Ideally, better-funded states will use this aid to ensure that all rental debt is paid down and to institute eviction diversion, right to counsel, and housing counseling programs. 

If they don’t pursue such strategies, or if excess funds remain, the American Rescue Plan allows for the reallocation of unused aid. 

Money that Alaska isn’t able to use could, in theory, be sent to California. 

But that reallocation won’t happen until October at the earliest, well after many renters have been evicted.

When the C.D.C. moratorium ends, renters in large Republican-leaning states are likely to be hit the hardest. 

Renters in New York, California and Nevada get much less in emergency aid, but still have meaningful state-level protection. 

Places like Montana and South Dakota have few renter protections, but they have ample assistance available. 

By contrast, in places like Florida, Indiana, Ohio and Texas, renters will be receiving little in rental assistance and have few protections available.

Cities have interpreted the C.D.C. eviction moratorium in a wide variety of ways. 

Notably, the moratorium still allows landlords to file eviction cases for reasons other than failure to pay rent. 

The records of these cases — even those that do not eventually lead to an eviction — trail tenants, tarnish their credit, and limit their ability to find housing later. 

Across sites monitored by the Eviction Tracking System, more than 255,300 eviction cases have been filed since the C.D.C. moratorium went into effect — 54 percent less than normal over the same period in a typical year, but still troubling.

When the moratorium ends, renters’ rights will revert to the strict prepandemic status quo. Last spring, states put in place a range of moratoriums and renter protections. 

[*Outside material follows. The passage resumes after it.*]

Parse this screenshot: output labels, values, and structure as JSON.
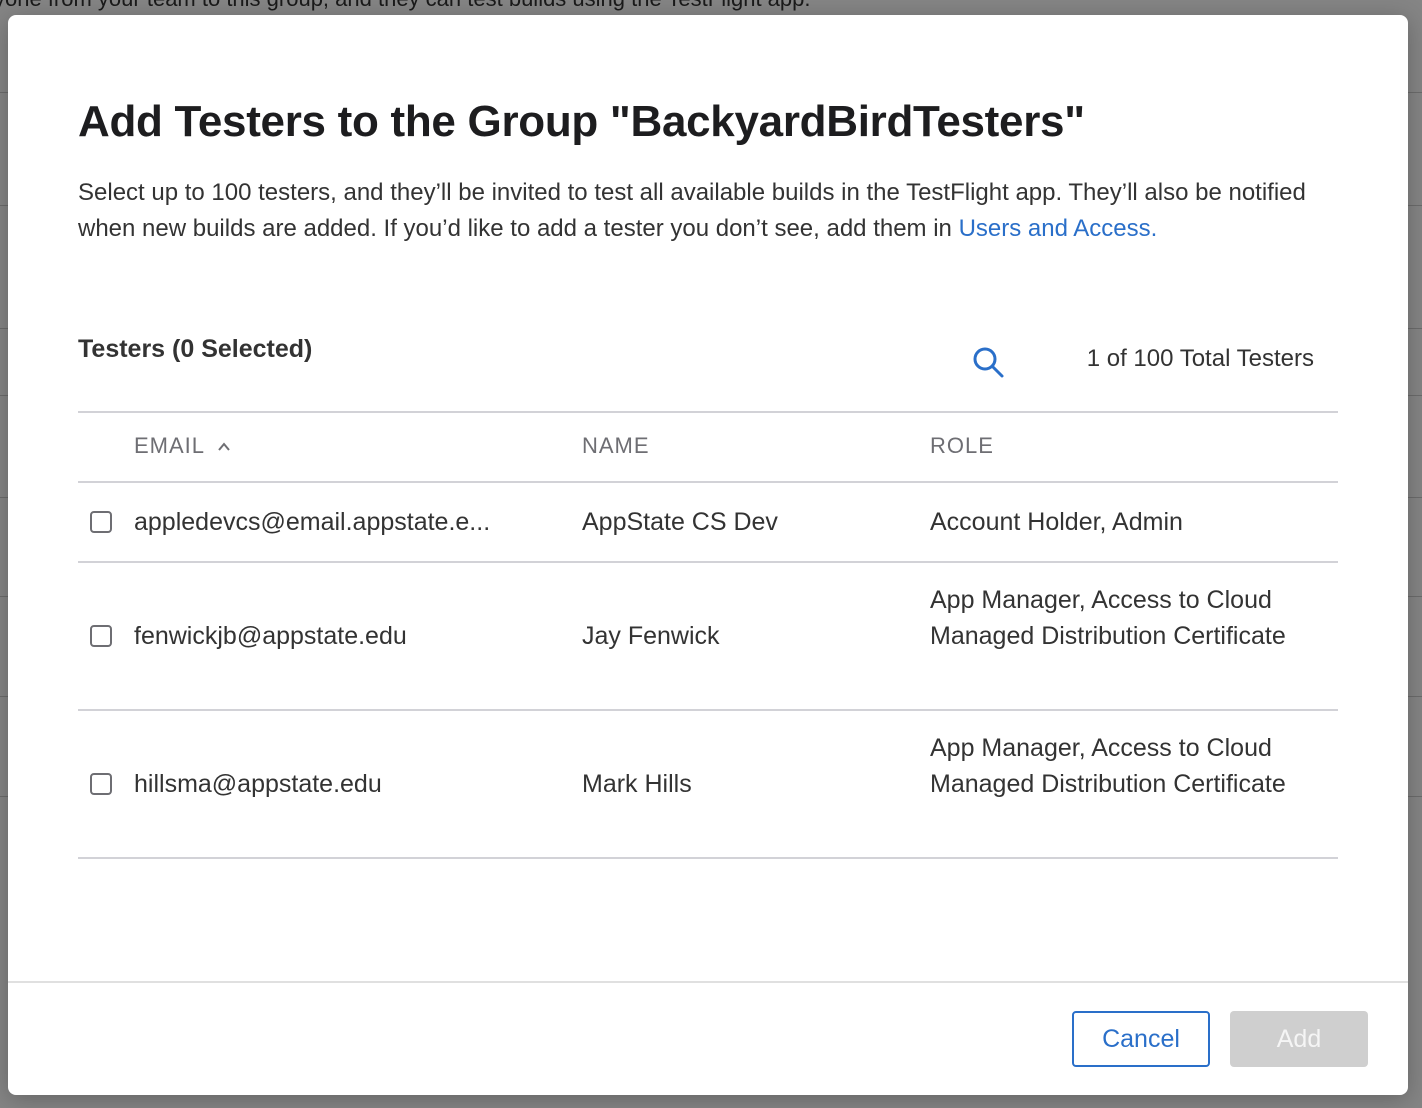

In mid-May 2020, nearly a quarter of renters lived in a state with a strong moratorium. But state governments largely abandoned these policies by the end of last summer.

So in the short term, maintaining the C.D.C. moratorium is affording critical time for rental assistance to reach tenants and landlords. 

While the initial $25 billion in assistance was provided to states and cities in late January, it has taken time for officials arrange how to distribute funds.

Overly burdensome application procedures delayed this process, but the Biden administration recently announced changes that should significantly improve the pace of distribution. 

Assistance is now available in most places and aid is being distributed more quickly, though not without problems.

What’s most encouraging is that policymakers are now more seriously exploring longer-term options to support renters. 

The pandemic has inspired attempts to expand the right to legal counsel in eviction cases, to establish eviction diversion programs, to seal records in eviction cases and to increase the cost for landlords of filing eviction cases. 

These efforts signal a potentially larger shift in renter protections and a rethinking of how eviction should — and should not — be used.

Peter Hepburn (@ps_hepburn), an assistant professor of sociology at Rutgers University-Newark, runs the Eviction Tracking System at the Eviction Lab.